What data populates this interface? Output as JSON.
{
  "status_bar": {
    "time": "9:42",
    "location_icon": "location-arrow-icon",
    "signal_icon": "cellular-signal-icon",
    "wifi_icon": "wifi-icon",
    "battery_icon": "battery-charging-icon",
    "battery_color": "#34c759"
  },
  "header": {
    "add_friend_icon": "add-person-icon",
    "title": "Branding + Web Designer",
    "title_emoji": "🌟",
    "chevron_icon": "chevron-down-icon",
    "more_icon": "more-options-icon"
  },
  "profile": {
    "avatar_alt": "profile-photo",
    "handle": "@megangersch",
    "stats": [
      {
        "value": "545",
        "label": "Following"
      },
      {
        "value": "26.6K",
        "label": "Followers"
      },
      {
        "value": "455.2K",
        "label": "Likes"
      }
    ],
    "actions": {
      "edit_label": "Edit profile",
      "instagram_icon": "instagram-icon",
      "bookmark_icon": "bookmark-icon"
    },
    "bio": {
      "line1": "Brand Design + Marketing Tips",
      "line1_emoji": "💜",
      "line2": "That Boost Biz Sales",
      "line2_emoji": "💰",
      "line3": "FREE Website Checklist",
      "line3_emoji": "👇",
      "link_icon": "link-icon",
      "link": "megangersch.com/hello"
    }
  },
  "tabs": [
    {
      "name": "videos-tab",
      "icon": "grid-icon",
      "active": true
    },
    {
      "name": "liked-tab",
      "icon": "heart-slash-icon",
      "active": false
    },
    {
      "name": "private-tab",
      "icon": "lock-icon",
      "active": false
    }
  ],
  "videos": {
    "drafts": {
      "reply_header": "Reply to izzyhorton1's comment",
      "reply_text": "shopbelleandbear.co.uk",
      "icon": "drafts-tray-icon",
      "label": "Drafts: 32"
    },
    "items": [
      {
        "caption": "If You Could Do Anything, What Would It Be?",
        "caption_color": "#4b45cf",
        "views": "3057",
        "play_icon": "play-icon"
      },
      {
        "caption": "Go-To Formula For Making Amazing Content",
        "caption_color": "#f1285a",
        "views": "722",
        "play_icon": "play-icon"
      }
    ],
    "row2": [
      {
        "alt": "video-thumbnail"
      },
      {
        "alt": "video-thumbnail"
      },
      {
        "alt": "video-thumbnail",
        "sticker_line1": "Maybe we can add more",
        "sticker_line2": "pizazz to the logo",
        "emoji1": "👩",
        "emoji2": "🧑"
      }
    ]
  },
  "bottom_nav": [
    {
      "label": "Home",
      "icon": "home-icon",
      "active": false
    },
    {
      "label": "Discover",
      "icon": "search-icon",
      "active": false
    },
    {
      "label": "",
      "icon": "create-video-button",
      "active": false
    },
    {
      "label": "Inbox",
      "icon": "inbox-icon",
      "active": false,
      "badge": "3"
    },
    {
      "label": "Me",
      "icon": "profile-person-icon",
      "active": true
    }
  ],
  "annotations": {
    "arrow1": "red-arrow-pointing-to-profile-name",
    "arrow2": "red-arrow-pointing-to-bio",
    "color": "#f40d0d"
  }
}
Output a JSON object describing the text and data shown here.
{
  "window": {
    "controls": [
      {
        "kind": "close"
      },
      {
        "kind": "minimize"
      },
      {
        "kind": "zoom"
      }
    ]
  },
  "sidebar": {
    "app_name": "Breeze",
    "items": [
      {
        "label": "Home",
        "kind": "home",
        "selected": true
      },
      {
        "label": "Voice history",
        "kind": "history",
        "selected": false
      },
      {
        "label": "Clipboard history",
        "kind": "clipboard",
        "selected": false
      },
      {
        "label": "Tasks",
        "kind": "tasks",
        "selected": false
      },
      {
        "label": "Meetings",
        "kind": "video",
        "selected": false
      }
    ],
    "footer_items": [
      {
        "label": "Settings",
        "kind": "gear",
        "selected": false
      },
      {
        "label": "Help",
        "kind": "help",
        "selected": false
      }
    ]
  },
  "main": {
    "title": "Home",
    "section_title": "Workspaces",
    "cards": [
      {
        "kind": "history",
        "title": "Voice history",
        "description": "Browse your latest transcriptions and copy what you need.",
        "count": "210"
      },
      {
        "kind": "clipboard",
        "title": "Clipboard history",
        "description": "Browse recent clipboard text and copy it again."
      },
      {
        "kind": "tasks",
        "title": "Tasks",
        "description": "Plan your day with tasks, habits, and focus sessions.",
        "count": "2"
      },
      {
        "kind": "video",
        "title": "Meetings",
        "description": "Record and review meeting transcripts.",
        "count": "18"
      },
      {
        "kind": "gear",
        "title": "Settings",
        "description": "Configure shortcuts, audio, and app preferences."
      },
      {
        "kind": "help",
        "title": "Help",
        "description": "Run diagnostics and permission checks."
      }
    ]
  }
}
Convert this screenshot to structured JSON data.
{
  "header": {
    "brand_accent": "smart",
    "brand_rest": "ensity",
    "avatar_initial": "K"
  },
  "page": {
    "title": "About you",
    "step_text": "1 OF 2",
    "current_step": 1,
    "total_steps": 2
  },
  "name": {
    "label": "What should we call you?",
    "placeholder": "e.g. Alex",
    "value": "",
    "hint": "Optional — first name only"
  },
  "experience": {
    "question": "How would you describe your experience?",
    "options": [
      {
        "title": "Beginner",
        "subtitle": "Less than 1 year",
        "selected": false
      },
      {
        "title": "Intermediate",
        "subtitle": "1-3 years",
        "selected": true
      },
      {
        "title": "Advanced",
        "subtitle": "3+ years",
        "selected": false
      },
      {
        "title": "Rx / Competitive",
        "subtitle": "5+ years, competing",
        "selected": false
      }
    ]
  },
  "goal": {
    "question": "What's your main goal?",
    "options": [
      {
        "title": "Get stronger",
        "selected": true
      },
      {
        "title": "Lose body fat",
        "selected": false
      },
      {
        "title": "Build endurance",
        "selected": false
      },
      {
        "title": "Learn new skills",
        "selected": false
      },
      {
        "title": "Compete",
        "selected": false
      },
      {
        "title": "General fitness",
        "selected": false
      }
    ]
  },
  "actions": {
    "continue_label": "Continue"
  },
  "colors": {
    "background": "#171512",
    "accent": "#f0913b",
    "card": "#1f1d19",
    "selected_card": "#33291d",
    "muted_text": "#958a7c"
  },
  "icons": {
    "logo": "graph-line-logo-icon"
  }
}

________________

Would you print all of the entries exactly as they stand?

What data populates this interface? Output as JSON.
{
  "status_bar": {
    "time": "9:42",
    "location_icon": "location-arrow-icon",
    "signal_icon": "cellular-signal-icon",
    "wifi_icon": "wifi-icon",
    "battery_icon": "battery-charging-icon",
    "battery_color": "#34c759"
  },
  "header": {
    "add_friend_icon": "add-person-icon",
    "title": "Branding + Web Designer",
    "title_emoji": "🌟",
    "chevron_icon": "chevron-down-icon",
    "more_icon": "more-options-icon"
  },
  "profile": {
    "avatar_alt": "profile-photo",
    "handle": "@megangersch",
    "stats": [
      {
        "value": "545",
        "label": "Following"
      },
      {
        "value": "26.6K",
        "label": "Followers"
      },
      {
        "value": "455.2K",
        "label": "Likes"
      }
    ],
    "actions": {
      "edit_label": "Edit profile",
      "instagram_icon": "instagram-icon",
      "bookmark_icon": "bookmark-icon"
    },
    "bio": {
      "line1": "Brand Design + Marketing Tips",
      "line1_emoji": "💜",
      "line2": "That Boost Biz Sales",
      "line2_emoji": "💰",
      "line3": "FREE Website Checklist",
      "line3_emoji": "👇",
      "link_icon": "link-icon",
      "link": "megangersch.com/hello"
    }
  },
  "tabs": [
    {
      "name": "videos-tab",
      "icon": "grid-icon",
      "active": true
    },
    {
      "name": "liked-tab",
      "icon": "heart-slash-icon",
      "active": false
    },
    {
      "name": "private-tab",
      "icon": "lock-icon",
      "active": false
    }
  ],
  "videos": {
    "drafts": {
      "reply_header": "Reply to izzyhorton1's comment",
      "reply_text": "shopbelleandbear.co.uk",
      "icon": "drafts-tray-icon",
      "label": "Drafts: 32"
    },
    "items": [
      {
        "caption": "If You Could Do Anything, What Would It Be?",
        "caption_color": "#4b45cf",
        "views": "3057",
        "play_icon": "play-icon"
      },
      {
        "caption": "Go-To Formula For Making Amazing Content",
        "caption_color": "#f1285a",
        "views": "722",
        "play_icon": "play-icon"
      }
    ],
    "row2": [
      {
        "alt": "video-thumbnail"
      },
      {
        "alt": "video-thumbnail"
      },
      {
        "alt": "video-thumbnail",
        "sticker_line1": "Maybe we can add more",
        "sticker_line2": "pizazz to the logo",
        "emoji1": "👩",
        "emoji2": "🧑"
      }
    ]
  },
  "bottom_nav": [
    {
      "label": "Home",
      "icon": "home-icon",
      "active": false
    },
    {
      "label": "Discover",
      "icon": "search-icon",
      "active": false
    },
    {
      "label": "",
      "icon": "create-video-button",
      "active": false
    },
    {
      "label": "Inbox",
      "icon": "inbox-icon",
      "active": false,
      "badge": "3"
    },
    {
      "label": "Me",
      "icon": "profile-person-icon",
      "active": true
    }
  ],
  "annotations": {
    "arrow1": "red-arrow-pointing-to-profile-name",
    "arrow2": "red-arrow-pointing-to-bio",
    "color": "#f40d0d"
  }
}
Output a JSON object describing the text and data shown here.
{
  "window": {
    "controls": [
      {
        "kind": "close"
      },
      {
        "kind": "minimize"
      },
      {
        "kind": "zoom"
      }
    ]
  },
  "sidebar": {
    "app_name": "Breeze",
    "items": [
      {
        "label": "Home",
        "kind": "home",
        "selected": true
      },
      {
        "label": "Voice history",
        "kind": "history",
        "selected": false
      },
      {
        "label": "Clipboard history",
        "kind": "clipboard",
        "selected": false
      },
      {
        "label": "Tasks",
        "kind": "tasks",
        "selected": false
      },
      {
        "label": "Meetings",
        "kind": "video",
        "selected": false
      }
    ],
    "footer_items": [
      {
        "label": "Settings",
        "kind": "gear",
        "selected": false
      },
      {
        "label": "Help",
        "kind": "help",
        "selected": false
      }
    ]
  },
  "main": {
    "title": "Home",
    "section_title": "Workspaces",
    "cards": [
      {
        "kind": "history",
        "title": "Voice history",
        "description": "Browse your latest transcriptions and copy what you need.",
        "count": "210"
      },
      {
        "kind": "clipboard",
        "title": "Clipboard history",
        "description": "Browse recent clipboard text and copy it again."
      },
      {
        "kind": "tasks",
        "title": "Tasks",
        "description": "Plan your day with tasks, habits, and focus sessions.",
        "count": "2"
      },
      {
        "kind": "video",
        "title": "Meetings",
        "description": "Record and review meeting transcripts.",
        "count": "18"
      },
      {
        "kind": "gear",
        "title": "Settings",
        "description": "Configure shortcuts, audio, and app preferences."
      },
      {
        "kind": "help",
        "title": "Help",
        "description": "Run diagnostics and permission checks."
      }
    ]
  }
}
Convert this screenshot to structured JSON data.
{
  "header": {
    "brand_accent": "smart",
    "brand_rest": "ensity",
    "avatar_initial": "K"
  },
  "page": {
    "title": "About you",
    "step_text": "1 OF 2",
    "current_step": 1,
    "total_steps": 2
  },
  "name": {
    "label": "What should we call you?",
    "placeholder": "e.g. Alex",
    "value": "",
    "hint": "Optional — first name only"
  },
  "experience": {
    "question": "How would you describe your experience?",
    "options": [
      {
        "title": "Beginner",
        "subtitle": "Less than 1 year",
        "selected": false
      },
      {
        "title": "Intermediate",
        "subtitle": "1-3 years",
        "selected": true
      },
      {
        "title": "Advanced",
        "subtitle": "3+ years",
        "selected": false
      },
      {
        "title": "Rx / Competitive",
        "subtitle": "5+ years, competing",
        "selected": false
      }
    ]
  },
  "goal": {
    "question": "What's your main goal?",
    "options": [
      {
        "title": "Get stronger",
        "selected": true
      },
      {
        "title": "Lose body fat",
        "selected": false
      },
      {
        "title": "Build endurance",
        "selected": false
      },
      {
        "title": "Learn new skills",
        "selected": false
      },
      {
        "title": "Compete",
        "selected": false
      },
      {
        "title": "General fitness",
        "selected": false
      }
    ]
  },
  "actions": {
    "continue_label": "Continue"
  },
  "colors": {
    "background": "#171512",
    "accent": "#f0913b",
    "card": "#1f1d19",
    "selected_card": "#33291d",
    "muted_text": "#958a7c"
  },
  "icons": {
    "logo": "graph-line-logo-icon"
  }
}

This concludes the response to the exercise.